Fighting rages in Sudan's capital as truce deadline nears

Fighting rages in Sudan's capital as truce deadline nears
Gunfire and explosions shook Sudan's capital ahead of a humanitarian ceasefire, despite truce being described as different from previous announcements and supported by ceasefire monitoring mechanism.
4 min read
For the 37th consecutive day, the capital of five million awoke Monday to the sound of air strikes [Getty]

Gunfire and explosions rocked Sudan's capital Monday, hours before a one-week humanitarian ceasefire was to take effect after a series of previous truce announcements were all violated.

The United States and Saudi Arabia on Sunday announced that the ceasefire agreed between the rival camps would take effect at 9:45 pm GMT Monday to enable humanitarian assistance to civilians.
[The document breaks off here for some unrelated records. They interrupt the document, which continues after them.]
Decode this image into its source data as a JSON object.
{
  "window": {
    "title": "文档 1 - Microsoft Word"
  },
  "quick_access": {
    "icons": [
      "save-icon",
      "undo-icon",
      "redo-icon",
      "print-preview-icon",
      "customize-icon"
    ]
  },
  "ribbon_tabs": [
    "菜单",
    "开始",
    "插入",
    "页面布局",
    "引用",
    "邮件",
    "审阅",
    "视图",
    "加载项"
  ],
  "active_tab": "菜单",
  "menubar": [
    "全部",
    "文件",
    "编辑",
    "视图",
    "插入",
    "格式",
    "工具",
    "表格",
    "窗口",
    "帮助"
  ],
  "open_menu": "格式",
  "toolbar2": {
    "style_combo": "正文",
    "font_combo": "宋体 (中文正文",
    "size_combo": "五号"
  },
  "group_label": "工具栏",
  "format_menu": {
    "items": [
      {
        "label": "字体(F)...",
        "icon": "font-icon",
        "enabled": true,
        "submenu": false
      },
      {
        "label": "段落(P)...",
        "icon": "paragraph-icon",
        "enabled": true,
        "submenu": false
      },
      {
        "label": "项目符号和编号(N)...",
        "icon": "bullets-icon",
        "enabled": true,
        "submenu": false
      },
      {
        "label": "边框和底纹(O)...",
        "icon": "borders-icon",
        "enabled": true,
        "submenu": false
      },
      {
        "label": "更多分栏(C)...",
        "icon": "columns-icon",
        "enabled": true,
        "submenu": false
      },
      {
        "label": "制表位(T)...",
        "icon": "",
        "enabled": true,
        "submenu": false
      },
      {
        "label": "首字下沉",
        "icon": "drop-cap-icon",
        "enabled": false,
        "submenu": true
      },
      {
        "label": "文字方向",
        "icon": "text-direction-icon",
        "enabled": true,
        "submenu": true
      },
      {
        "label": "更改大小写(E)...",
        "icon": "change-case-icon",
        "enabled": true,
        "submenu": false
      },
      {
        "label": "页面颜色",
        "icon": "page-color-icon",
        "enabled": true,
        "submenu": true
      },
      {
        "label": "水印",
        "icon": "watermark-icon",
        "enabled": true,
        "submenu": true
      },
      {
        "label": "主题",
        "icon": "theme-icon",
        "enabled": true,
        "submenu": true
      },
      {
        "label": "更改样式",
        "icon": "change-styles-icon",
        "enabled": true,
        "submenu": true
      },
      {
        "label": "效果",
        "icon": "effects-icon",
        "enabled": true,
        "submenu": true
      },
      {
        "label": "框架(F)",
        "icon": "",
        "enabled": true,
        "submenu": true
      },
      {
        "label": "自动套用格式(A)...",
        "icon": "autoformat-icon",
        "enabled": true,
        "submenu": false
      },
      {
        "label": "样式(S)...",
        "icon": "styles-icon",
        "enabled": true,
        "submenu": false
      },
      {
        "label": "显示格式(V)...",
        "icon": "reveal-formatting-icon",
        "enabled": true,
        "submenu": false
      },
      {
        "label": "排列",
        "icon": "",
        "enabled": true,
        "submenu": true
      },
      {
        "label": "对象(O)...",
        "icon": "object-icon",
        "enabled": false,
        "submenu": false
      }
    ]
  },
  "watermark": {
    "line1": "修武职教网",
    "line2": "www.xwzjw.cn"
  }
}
Unlike truces previously announced, the US and Saudi said this one is different because it was "signed by the parties" and will be supported by a "ceasefire monitoring mechanism".

Desperate residents voiced hope that the new agreement would stem the brutal warfare that has shaken the capital Khartoum and other parts of the impoverished country, particularly the western Darfur region.

Fighting erupted on April 15 between the army, led by Sudan's de facto leader Abdel Fattah al-Burhan, and the paramilitary Rapid Support Forces commanded by Burhan's former deputy Mohamed Hamdan Daglo.

The two sides on Sunday affirmed that they would respect the ceasefire, which was welcomed by the United Nations, African Union and East African bloc IGAD.

According to a text of the agreement released by the US, warring sides were to use the two days before it takes effect Monday night to "inform their respective forces" about it and "instruct them to comply."

But for the 37th consecutive day, the capital of five million awoke Monday to the sound of air strikes and anti-aircraft fire, said witnesses, as the city endures sweltering heat and only intermittent water and power supplies.

"Fighting and troop movements have continued even today, despite a commitment by both sides not to pursue military advantage before the ceasefire takes effect," Volker Perthes, the UN's envoy to Sudan, briefed the Security Council on Monday.

"Fighter jets are bombing our neighbourhood," Khartoum resident Mahmoud Salah el-Din told AFP. "We have seen no sign that the Rapid Support Forces are preparing to withdraw from the streets."

While government forces control the skies they have few men on the ground in the centre of Khartoum, where RSF are on the streets.

Around 1,000 people have been killed in the more than five weeks of violence that have plunged the already poverty-stricken country deeper into humanitarian crisis.

More than one million have been uprooted, including in excess of 250,000 who have fled Sudan across borders, creating regional fallout.

Despite the previous breached truces, war-weary civilians clung to hope that the approaching ceasefire would hold, allowing desperately needed aid to bolster the dwindling supplies of food, medicine and other vital resources.

Currently, 25 million people - more than half of the population - need humanitarian aid, the UN said.

For residents like Khaled Saleh, who lives in the capital's twin city of Omdurman across the Nile, the latest truce pledges could be a lifeline.

"With a ceasefire, running water can be restored and I will finally be able to see a doctor because I am supposed to see one regularly for my diabetes and high blood pressure," he told AFP.

Medics have repeatedly warned that the health care system is on the verge of collapse in Khartoum and elsewhere, particularly Darfur.

The UN has reported hundreds of civilians killed in the West Darfur capital El Geneina.

Intense fighting in Nyala, the capital of South Darfur, killed 28 people last week, according to the doctors' union, which said many of the wounded cannot reach hospitals, most of which remain out of service.

"If the truce holds, I will leave Nyala in order to save myself and my livelihood," said Othman al-Zein, a shop owner in Nyala market, which has been repeatedly attacked and looted.

"Although I doubt it will be implemented across Sudan," he told AFP.

The ceasefire agreement to take effect Monday night includes as "an integral part" an earlier pact, signed by the warring parties on May 12 in Jeddah, to respect humanitarian principles and allow in badly needed aid.

But the May 12 deal was already violated, according to the UN which reported "at least 11 attacks against humanitarian premises in Khartoum, and four new attacks against health facilities" since May 12.

Burhan and Daglo in October 2021 jointly staged a coup that derailed a fragile transition to civilian rule put in place after the 2019 overthrow of former autocrat Omar al-Bashir.

But they later fell out in a bitter power struggle, including over the integration of the RSF into the regular army.

"It is absolutely essential that we get a ceasefire that is effective and enduring, and we get back onto the political track," Andrew Mitchell, a minister of state in the UK Foreign Office, told AFP in Geneva.